→ **Work request**:
Set down the records that follow exactly, every line of them.

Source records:
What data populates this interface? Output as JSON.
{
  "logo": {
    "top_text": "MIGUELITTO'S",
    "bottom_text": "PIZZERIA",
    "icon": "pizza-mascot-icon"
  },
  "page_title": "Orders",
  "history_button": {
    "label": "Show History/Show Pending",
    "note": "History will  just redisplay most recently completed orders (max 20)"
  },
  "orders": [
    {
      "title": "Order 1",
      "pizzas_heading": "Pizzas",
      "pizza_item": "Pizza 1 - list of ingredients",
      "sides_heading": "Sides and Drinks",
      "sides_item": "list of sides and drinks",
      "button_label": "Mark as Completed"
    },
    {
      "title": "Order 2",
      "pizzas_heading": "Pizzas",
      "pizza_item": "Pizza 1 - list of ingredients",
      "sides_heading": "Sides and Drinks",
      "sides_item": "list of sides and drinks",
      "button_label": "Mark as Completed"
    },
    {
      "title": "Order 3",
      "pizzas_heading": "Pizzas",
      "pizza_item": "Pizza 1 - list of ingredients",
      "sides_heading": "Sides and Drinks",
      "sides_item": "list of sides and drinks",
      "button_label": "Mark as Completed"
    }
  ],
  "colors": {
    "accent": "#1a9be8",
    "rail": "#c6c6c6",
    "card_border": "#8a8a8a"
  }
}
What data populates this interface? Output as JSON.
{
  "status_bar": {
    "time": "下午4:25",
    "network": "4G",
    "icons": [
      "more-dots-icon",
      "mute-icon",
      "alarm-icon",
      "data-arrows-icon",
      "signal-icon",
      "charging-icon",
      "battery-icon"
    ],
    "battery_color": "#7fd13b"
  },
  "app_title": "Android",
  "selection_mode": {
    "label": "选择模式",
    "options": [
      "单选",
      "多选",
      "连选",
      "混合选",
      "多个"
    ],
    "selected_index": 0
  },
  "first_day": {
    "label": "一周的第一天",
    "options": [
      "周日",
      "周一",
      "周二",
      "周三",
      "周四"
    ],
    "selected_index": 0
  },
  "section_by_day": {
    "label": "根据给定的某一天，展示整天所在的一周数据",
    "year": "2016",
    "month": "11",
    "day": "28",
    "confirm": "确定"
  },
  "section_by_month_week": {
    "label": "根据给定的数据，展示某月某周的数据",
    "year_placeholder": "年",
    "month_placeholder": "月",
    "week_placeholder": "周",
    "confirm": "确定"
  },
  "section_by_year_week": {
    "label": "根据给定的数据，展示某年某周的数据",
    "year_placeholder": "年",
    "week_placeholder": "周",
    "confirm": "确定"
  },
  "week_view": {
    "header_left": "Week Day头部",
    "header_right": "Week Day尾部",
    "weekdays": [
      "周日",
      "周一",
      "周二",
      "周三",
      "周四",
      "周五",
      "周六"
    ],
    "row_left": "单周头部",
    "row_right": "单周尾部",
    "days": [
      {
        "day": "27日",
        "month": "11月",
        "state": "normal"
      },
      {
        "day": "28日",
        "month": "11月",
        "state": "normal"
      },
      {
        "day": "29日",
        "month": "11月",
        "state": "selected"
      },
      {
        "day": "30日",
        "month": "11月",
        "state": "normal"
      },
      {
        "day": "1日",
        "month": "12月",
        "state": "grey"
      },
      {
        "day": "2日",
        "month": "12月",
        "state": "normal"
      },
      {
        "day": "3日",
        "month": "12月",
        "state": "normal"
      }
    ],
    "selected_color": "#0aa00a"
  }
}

→ **Problem solution**:
What data populates this interface? Output as JSON.
{
  "logo": {
    "top_text": "MIGUELITTO'S",
    "bottom_text": "PIZZERIA",
    "icon": "pizza-mascot-icon"
  },
  "page_title": "Orders",
  "history_button": {
    "label": "Show History/Show Pending",
    "note": "History will  just redisplay most recently completed orders (max 20)"
  },
  "orders": [
    {
      "title": "Order 1",
      "pizzas_heading": "Pizzas",
      "pizza_item": "Pizza 1 - list of ingredients",
      "sides_heading": "Sides and Drinks",
      "sides_item": "list of sides and drinks",
      "button_label": "Mark as Completed"
    },
    {
      "title": "Order 2",
      "pizzas_heading": "Pizzas",
      "pizza_item": "Pizza 1 - list of ingredients",
      "sides_heading": "Sides and Drinks",
      "sides_item": "list of sides and drinks",
      "button_label": "Mark as Completed"
    },
    {
      "title": "Order 3",
      "pizzas_heading": "Pizzas",
      "pizza_item": "Pizza 1 - list of ingredients",
      "sides_heading": "Sides and Drinks",
      "sides_item": "list of sides and drinks",
      "button_label": "Mark as Completed"
    }
  ],
  "colors": {
    "accent": "#1a9be8",
    "rail": "#c6c6c6",
    "card_border": "#8a8a8a"
  }
}
What data populates this interface? Output as JSON.
{
  "status_bar": {
    "time": "下午4:25",
    "network": "4G",
    "icons": [
      "more-dots-icon",
      "mute-icon",
      "alarm-icon",
      "data-arrows-icon",
      "signal-icon",
      "charging-icon",
      "battery-icon"
    ],
    "battery_color": "#7fd13b"
  },
  "app_title": "Android",
  "selection_mode": {
    "label": "选择模式",
    "options": [
      "单选",
      "多选",
      "连选",
      "混合选",
      "多个"
    ],
    "selected_index": 0
  },
  "first_day": {
    "label": "一周的第一天",
    "options": [
      "周日",
      "周一",
      "周二",
      "周三",
      "周四"
    ],
    "selected_index": 0
  },
  "section_by_day": {
    "label": "根据给定的某一天，展示整天所在的一周数据",
    "year": "2016",
    "month": "11",
    "day": "28",
    "confirm": "确定"
  },
  "section_by_month_week": {
    "label": "根据给定的数据，展示某月某周的数据",
    "year_placeholder": "年",
    "month_placeholder": "月",
    "week_placeholder": "周",
    "confirm": "确定"
  },
  "section_by_year_week": {
    "label": "根据给定的数据，展示某年某周的数据",
    "year_placeholder": "年",
    "week_placeholder": "周",
    "confirm": "确定"
  },
  "week_view": {
    "header_left": "Week Day头部",
    "header_right": "Week Day尾部",
    "weekdays": [
      "周日",
      "周一",
      "周二",
      "周三",
      "周四",
      "周五",
      "周六"
    ],
    "row_left": "单周头部",
    "row_right": "单周尾部",
    "days": [
      {
        "day": "27日",
        "month": "11月",
        "state": "normal"
      },
      {
        "day": "28日",
        "month": "11月",
        "state": "normal"
      },
      {
        "day": "29日",
        "month": "11月",
        "state": "selected"
      },
      {
        "day": "30日",
        "month": "11月",
        "state": "normal"
      },
      {
        "day": "1日",
        "month": "12月",
        "state": "grey"
      },
      {
        "day": "2日",
        "month": "12月",
        "state": "normal"
      },
      {
        "day": "3日",
        "month": "12月",
        "state": "normal"
      }
    ],
    "selected_color": "#0aa00a"
  }
}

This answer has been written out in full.